→ What to do
Restate every entry verbatim; drop the pictures.

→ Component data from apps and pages

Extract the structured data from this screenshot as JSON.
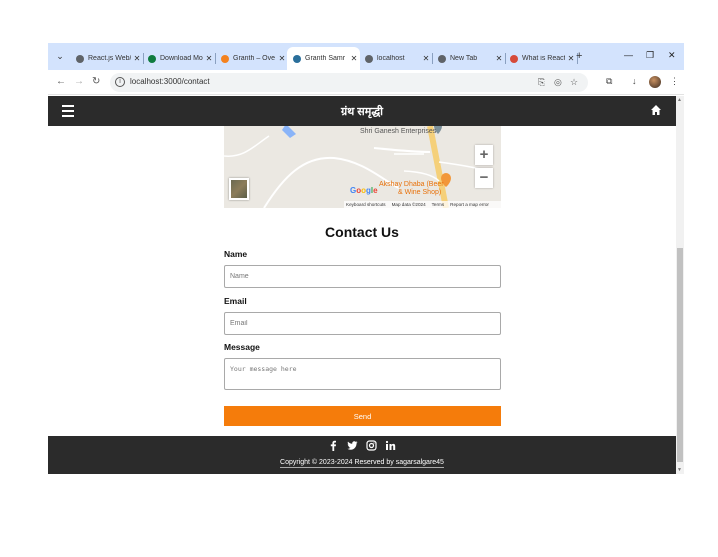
{
  "browser": {
    "tabs": [
      {
        "title": "React.js Web/",
        "color": "#5f6368",
        "active": false
      },
      {
        "title": "Download Mo",
        "color": "#0f7b3f",
        "active": false
      },
      {
        "title": "Granth – Ove",
        "color": "#f4821f",
        "active": false
      },
      {
        "title": "Granth Samr",
        "color": "#2a6f9b",
        "active": true
      },
      {
        "title": "localhost",
        "color": "#5f6368",
        "active": false
      },
      {
        "title": "New Tab",
        "color": "#5f6368",
        "active": false
      },
      {
        "title": "What is React",
        "color": "#d64a3a",
        "active": false
      }
    ],
    "url": "localhost:3000/contact",
    "icons": [
      "dropdown-icon",
      "back-icon",
      "forward-icon",
      "reload-icon",
      "info-icon",
      "install-icon",
      "eye-off-icon",
      "star-icon",
      "extensions-icon",
      "download-icon",
      "profile-icon",
      "menu-dots-icon"
    ]
  },
  "navbar": {
    "brand": "ग्रंथ समृद्धी",
    "icons": [
      "hamburger-menu-icon",
      "home-icon"
    ],
    "color": "#2b2b2b"
  },
  "map": {
    "places": [
      "Shri Ganesh Enterprises",
      "Akshay Dhaba (Beer",
      "& Wine Shop)"
    ],
    "logo": "Google",
    "footer_links": [
      "Keyboard shortcuts",
      "Map data ©2024",
      "Terms",
      "Report a map error"
    ],
    "zoom_in": "+",
    "zoom_out": "−"
  },
  "contact": {
    "title": "Contact Us",
    "name_label": "Name",
    "name_placeholder": "Name",
    "email_label": "Email",
    "email_placeholder": "Email",
    "message_label": "Message",
    "message_placeholder": "Your message here",
    "send_label": "Send",
    "send_color": "#f57c0b"
  },
  "footer": {
    "social_icons": [
      "facebook-icon",
      "twitter-icon",
      "instagram-icon",
      "linkedin-icon"
    ],
    "copyright": "Copyright © 2023-2024 Reserved by sagarsalgare45"
  }
}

→ Answer
Extract the structured data from this screenshot as JSON.
{
  "browser": {
    "tabs": [
      {
        "title": "React.js Web/",
        "color": "#5f6368",
        "active": false
      },
      {
        "title": "Download Mo",
        "color": "#0f7b3f",
        "active": false
      },
      {
        "title": "Granth – Ove",
        "color": "#f4821f",
        "active": false
      },
      {
        "title": "Granth Samr",
        "color": "#2a6f9b",
        "active": true
      },
      {
        "title": "localhost",
        "color": "#5f6368",
        "active": false
      },
      {
        "title": "New Tab",
        "color": "#5f6368",
        "active": false
      },
      {
        "title": "What is React",
        "color": "#d64a3a",
        "active": false
      }
    ],
    "url": "localhost:3000/contact",
    "icons": [
      "dropdown-icon",
      "back-icon",
      "forward-icon",
      "reload-icon",
      "info-icon",
      "install-icon",
      "eye-off-icon",
      "star-icon",
      "extensions-icon",
      "download-icon",
      "profile-icon",
      "menu-dots-icon"
    ]
  },
  "navbar": {
    "brand": "ग्रंथ समृद्धी",
    "icons": [
      "hamburger-menu-icon",
      "home-icon"
    ],
    "color": "#2b2b2b"
  },
  "map": {
    "places": [
      "Shri Ganesh Enterprises",
      "Akshay Dhaba (Beer",
      "& Wine Shop)"
    ],
    "logo": "Google",
    "footer_links": [
      "Keyboard shortcuts",
      "Map data ©2024",
      "Terms",
      "Report a map error"
    ],
    "zoom_in": "+",
    "zoom_out": "−"
  },
  "contact": {
    "title": "Contact Us",
    "name_label": "Name",
    "name_placeholder": "Name",
    "email_label": "Email",
    "email_placeholder": "Email",
    "message_label": "Message",
    "message_placeholder": "Your message here",
    "send_label": "Send",
    "send_color": "#f57c0b"
  },
  "footer": {
    "social_icons": [
      "facebook-icon",
      "twitter-icon",
      "instagram-icon",
      "linkedin-icon"
    ],
    "copyright": "Copyright © 2023-2024 Reserved by sagarsalgare45"
  }
}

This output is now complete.